- What the exercise asks:
Find how many lines in this data contain the string "Types". Respond with only that number.

- Records shown:
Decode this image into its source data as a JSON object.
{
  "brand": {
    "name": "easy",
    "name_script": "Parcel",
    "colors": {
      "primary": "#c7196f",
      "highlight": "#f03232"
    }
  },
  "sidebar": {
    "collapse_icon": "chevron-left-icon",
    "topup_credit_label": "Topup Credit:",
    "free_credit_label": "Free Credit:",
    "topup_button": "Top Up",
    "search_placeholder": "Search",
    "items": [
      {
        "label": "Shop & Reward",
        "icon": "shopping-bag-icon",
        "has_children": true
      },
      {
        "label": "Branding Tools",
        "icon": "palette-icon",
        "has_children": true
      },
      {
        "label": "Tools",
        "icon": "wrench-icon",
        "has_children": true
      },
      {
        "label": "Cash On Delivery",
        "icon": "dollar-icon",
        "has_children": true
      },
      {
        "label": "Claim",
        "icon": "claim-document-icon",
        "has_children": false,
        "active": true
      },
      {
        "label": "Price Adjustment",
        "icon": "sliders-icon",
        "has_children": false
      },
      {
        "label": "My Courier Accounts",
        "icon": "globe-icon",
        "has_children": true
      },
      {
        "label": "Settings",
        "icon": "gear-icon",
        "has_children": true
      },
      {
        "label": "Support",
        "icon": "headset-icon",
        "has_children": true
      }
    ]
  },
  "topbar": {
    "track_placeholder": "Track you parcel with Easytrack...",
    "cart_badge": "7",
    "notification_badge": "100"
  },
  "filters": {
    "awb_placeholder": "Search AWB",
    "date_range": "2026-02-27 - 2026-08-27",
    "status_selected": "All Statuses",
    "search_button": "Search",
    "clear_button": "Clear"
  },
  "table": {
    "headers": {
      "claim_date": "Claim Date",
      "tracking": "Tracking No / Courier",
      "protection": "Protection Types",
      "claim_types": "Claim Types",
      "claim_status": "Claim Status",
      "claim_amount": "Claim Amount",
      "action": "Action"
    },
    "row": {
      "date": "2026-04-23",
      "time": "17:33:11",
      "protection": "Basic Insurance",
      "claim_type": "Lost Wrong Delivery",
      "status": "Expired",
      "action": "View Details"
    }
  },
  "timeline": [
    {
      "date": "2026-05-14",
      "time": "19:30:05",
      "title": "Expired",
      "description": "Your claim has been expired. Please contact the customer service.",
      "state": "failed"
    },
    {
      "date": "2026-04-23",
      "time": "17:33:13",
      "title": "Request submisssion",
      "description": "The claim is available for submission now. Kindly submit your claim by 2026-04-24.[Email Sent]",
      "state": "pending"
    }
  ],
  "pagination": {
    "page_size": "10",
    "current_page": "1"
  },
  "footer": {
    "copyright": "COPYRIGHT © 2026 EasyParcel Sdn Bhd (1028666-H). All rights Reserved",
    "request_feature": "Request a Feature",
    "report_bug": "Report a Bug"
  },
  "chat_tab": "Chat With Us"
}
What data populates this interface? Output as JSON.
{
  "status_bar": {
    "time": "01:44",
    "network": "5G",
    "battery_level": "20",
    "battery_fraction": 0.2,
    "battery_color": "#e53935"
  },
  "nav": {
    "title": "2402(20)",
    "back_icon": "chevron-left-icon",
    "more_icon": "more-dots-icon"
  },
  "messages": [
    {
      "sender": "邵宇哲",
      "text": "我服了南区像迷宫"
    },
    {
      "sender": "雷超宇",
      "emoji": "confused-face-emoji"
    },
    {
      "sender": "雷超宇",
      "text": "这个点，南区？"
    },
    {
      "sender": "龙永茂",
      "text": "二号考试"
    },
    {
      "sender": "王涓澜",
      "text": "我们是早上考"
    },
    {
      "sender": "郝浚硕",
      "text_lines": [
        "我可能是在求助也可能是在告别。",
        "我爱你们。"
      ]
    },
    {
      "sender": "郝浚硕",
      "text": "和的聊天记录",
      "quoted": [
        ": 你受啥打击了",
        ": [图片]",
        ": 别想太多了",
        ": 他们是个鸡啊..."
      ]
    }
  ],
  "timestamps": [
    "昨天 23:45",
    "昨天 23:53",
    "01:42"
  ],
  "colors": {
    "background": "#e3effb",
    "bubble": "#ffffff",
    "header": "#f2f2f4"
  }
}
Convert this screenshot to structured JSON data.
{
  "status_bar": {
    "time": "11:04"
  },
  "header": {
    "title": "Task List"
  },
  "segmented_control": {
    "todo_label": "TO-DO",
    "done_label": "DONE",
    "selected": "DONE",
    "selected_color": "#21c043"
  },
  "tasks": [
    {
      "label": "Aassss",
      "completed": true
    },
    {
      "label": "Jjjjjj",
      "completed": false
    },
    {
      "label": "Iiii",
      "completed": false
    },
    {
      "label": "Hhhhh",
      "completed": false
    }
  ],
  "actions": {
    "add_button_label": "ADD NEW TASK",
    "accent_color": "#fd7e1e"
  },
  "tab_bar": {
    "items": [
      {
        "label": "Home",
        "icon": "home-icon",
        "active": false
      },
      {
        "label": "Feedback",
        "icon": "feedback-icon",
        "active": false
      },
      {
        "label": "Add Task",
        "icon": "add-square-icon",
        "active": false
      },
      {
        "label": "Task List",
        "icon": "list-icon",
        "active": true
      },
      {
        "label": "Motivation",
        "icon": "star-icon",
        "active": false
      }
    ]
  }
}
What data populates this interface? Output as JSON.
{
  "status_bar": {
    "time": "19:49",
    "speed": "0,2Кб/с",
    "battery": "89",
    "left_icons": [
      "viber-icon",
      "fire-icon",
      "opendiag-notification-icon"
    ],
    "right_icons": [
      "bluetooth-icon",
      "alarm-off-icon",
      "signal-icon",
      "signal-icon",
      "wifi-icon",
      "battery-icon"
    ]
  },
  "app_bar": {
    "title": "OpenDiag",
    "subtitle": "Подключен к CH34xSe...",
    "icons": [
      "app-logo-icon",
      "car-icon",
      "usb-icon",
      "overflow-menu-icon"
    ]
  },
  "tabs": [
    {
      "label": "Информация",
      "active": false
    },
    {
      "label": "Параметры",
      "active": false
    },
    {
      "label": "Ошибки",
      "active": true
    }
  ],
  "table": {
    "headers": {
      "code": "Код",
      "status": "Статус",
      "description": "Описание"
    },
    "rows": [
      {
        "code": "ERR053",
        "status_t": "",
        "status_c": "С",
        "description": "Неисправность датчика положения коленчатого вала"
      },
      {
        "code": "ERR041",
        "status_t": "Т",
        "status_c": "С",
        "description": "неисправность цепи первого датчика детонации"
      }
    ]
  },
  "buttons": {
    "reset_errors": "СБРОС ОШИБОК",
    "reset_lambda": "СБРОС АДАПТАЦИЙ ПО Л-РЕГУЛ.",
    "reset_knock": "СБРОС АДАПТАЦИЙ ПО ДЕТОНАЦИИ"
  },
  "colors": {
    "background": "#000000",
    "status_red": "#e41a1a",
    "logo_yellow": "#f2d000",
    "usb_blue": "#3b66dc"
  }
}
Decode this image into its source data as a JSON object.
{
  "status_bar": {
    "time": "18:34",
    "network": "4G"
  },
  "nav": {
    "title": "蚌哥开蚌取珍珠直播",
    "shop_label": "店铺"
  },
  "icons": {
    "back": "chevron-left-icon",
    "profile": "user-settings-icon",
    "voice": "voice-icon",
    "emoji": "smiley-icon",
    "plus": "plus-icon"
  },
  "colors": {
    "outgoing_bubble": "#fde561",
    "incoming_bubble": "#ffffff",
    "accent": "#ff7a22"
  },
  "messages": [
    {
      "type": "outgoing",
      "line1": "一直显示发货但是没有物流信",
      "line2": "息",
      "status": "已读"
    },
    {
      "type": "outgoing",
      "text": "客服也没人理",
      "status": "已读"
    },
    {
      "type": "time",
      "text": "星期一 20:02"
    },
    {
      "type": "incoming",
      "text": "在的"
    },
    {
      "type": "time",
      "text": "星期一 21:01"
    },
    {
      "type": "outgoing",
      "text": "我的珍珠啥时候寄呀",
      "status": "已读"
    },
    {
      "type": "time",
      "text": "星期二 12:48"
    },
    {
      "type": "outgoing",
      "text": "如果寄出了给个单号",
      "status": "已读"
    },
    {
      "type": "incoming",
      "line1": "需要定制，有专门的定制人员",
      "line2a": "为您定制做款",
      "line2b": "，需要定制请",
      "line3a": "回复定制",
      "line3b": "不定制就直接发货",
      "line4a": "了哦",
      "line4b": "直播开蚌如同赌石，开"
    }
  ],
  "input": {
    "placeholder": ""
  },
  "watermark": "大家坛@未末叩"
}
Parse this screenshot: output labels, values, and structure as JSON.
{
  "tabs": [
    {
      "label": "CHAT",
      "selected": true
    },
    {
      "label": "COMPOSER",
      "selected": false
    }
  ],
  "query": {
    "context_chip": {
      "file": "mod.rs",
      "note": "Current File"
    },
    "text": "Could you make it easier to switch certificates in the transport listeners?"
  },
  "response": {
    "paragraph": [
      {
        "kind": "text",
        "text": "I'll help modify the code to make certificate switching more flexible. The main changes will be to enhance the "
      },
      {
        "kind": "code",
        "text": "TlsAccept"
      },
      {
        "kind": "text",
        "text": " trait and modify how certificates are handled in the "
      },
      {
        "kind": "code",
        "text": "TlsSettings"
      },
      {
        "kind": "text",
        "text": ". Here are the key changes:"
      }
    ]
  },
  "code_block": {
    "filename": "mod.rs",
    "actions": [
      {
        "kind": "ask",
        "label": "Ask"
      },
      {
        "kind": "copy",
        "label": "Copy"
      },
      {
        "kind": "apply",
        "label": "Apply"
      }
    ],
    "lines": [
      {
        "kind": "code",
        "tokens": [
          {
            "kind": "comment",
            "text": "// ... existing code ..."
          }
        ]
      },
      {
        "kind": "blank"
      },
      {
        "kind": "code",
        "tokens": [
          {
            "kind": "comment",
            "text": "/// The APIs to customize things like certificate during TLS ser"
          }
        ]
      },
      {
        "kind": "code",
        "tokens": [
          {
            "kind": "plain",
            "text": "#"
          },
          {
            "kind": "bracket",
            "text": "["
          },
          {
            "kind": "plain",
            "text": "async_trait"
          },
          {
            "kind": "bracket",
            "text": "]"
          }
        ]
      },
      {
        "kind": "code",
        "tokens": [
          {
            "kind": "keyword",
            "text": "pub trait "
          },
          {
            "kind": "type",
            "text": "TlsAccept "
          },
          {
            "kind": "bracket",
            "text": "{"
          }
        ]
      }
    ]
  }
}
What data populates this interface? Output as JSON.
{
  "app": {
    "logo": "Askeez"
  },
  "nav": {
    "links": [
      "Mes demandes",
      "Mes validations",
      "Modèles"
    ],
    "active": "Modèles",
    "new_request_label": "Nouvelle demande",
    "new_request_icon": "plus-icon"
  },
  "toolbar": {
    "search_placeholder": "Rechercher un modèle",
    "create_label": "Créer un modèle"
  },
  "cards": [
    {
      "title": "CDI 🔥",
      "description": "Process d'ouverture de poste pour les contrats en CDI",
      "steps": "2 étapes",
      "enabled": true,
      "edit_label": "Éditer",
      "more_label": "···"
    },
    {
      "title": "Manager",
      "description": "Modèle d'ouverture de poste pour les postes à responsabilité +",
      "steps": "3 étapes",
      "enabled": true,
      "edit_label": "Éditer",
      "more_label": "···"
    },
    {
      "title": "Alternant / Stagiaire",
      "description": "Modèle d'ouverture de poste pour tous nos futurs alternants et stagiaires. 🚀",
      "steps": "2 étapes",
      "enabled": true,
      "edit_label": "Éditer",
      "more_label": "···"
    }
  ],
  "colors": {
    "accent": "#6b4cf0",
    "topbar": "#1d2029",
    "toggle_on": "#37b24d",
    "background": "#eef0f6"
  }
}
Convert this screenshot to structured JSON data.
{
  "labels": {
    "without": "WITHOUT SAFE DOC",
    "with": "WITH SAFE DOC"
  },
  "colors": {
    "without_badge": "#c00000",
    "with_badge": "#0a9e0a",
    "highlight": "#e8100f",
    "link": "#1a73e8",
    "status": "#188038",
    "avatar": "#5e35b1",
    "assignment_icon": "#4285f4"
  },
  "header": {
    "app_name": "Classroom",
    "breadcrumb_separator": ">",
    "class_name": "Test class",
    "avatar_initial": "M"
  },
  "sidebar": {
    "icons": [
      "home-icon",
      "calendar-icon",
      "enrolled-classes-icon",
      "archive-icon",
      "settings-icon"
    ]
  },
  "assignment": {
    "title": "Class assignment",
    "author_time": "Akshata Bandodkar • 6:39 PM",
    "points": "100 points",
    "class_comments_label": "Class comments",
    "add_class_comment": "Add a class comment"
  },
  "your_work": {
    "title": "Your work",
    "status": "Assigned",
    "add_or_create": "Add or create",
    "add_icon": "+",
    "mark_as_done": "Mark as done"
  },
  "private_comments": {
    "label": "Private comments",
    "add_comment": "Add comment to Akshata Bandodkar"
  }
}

- Task answer:
2